--- What is required ---
Print all of the data exactly, with no line missing.
*** Opening Records supplied ***
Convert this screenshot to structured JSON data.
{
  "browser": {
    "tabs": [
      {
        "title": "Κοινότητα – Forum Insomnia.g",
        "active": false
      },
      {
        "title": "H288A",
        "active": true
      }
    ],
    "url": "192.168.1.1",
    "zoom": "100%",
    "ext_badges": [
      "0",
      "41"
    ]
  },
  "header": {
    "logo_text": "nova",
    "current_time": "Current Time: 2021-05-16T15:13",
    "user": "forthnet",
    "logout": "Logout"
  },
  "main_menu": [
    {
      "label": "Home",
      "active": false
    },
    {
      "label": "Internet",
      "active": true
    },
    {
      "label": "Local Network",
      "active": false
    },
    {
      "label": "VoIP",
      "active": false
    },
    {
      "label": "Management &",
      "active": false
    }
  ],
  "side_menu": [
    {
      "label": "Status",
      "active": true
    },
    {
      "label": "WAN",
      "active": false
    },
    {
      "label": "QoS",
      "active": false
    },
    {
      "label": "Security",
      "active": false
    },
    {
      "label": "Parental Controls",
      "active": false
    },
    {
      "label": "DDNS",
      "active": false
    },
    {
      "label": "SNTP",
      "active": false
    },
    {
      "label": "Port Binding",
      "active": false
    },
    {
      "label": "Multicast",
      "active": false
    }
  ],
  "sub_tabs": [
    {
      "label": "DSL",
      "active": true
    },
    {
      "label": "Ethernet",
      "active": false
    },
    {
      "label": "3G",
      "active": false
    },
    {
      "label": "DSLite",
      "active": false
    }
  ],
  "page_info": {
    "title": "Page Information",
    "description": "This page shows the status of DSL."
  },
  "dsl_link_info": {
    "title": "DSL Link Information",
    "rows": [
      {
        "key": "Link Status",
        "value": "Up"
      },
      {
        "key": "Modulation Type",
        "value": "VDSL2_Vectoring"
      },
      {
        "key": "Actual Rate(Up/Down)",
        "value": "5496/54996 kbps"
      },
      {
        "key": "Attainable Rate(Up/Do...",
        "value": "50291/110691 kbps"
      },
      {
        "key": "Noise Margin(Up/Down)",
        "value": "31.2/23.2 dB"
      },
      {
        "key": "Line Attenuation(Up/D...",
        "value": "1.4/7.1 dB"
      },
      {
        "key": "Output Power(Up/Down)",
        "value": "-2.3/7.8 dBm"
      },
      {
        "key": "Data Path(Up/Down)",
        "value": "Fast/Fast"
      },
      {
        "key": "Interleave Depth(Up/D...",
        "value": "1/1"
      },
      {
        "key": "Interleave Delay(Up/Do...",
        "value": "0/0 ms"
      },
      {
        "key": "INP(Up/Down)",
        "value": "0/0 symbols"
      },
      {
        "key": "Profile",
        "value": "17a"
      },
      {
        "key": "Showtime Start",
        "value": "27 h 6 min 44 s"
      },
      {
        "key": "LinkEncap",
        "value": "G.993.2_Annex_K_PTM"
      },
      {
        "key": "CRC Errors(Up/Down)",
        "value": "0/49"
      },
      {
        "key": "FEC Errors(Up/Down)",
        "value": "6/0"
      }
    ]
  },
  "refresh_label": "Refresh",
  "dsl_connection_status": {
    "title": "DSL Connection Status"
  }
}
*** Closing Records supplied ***
--- Your response ---
Convert this screenshot to structured JSON data.
{
  "browser": {
    "tabs": [
      {
        "title": "Κοινότητα – Forum Insomnia.g",
        "active": false
      },
      {
        "title": "H288A",
        "active": true
      }
    ],
    "url": "192.168.1.1",
    "zoom": "100%",
    "ext_badges": [
      "0",
      "41"
    ]
  },
  "header": {
    "logo_text": "nova",
    "current_time": "Current Time: 2021-05-16T15:13",
    "user": "forthnet",
    "logout": "Logout"
  },
  "main_menu": [
    {
      "label": "Home",
      "active": false
    },
    {
      "label": "Internet",
      "active": true
    },
    {
      "label": "Local Network",
      "active": false
    },
    {
      "label": "VoIP",
      "active": false
    },
    {
      "label": "Management &",
      "active": false
    }
  ],
  "side_menu": [
    {
      "label": "Status",
      "active": true
    },
    {
      "label": "WAN",
      "active": false
    },
    {
      "label": "QoS",
      "active": false
    },
    {
      "label": "Security",
      "active": false
    },
    {
      "label": "Parental Controls",
      "active": false
    },
    {
      "label": "DDNS",
      "active": false
    },
    {
      "label": "SNTP",
      "active": false
    },
    {
      "label": "Port Binding",
      "active": false
    },
    {
      "label": "Multicast",
      "active": false
    }
  ],
  "sub_tabs": [
    {
      "label": "DSL",
      "active": true
    },
    {
      "label": "Ethernet",
      "active": false
    },
    {
      "label": "3G",
      "active": false
    },
    {
      "label": "DSLite",
      "active": false
    }
  ],
  "page_info": {
    "title": "Page Information",
    "description": "This page shows the status of DSL."
  },
  "dsl_link_info": {
    "title": "DSL Link Information",
    "rows": [
      {
        "key": "Link Status",
        "value": "Up"
      },
      {
        "key": "Modulation Type",
        "value": "VDSL2_Vectoring"
      },
      {
        "key": "Actual Rate(Up/Down)",
        "value": "5496/54996 kbps"
      },
      {
        "key": "Attainable Rate(Up/Do...",
        "value": "50291/110691 kbps"
      },
      {
        "key": "Noise Margin(Up/Down)",
        "value": "31.2/23.2 dB"
      },
      {
        "key": "Line Attenuation(Up/D...",
        "value": "1.4/7.1 dB"
      },
      {
        "key": "Output Power(Up/Down)",
        "value": "-2.3/7.8 dBm"
      },
      {
        "key": "Data Path(Up/Down)",
        "value": "Fast/Fast"
      },
      {
        "key": "Interleave Depth(Up/D...",
        "value": "1/1"
      },
      {
        "key": "Interleave Delay(Up/Do...",
        "value": "0/0 ms"
      },
      {
        "key": "INP(Up/Down)",
        "value": "0/0 symbols"
      },
      {
        "key": "Profile",
        "value": "17a"
      },
      {
        "key": "Showtime Start",
        "value": "27 h 6 min 44 s"
      },
      {
        "key": "LinkEncap",
        "value": "G.993.2_Annex_K_PTM"
      },
      {
        "key": "CRC Errors(Up/Down)",
        "value": "0/49"
      },
      {
        "key": "FEC Errors(Up/Down)",
        "value": "6/0"
      }
    ]
  },
  "refresh_label": "Refresh",
  "dsl_connection_status": {
    "title": "DSL Connection Status"
  }
}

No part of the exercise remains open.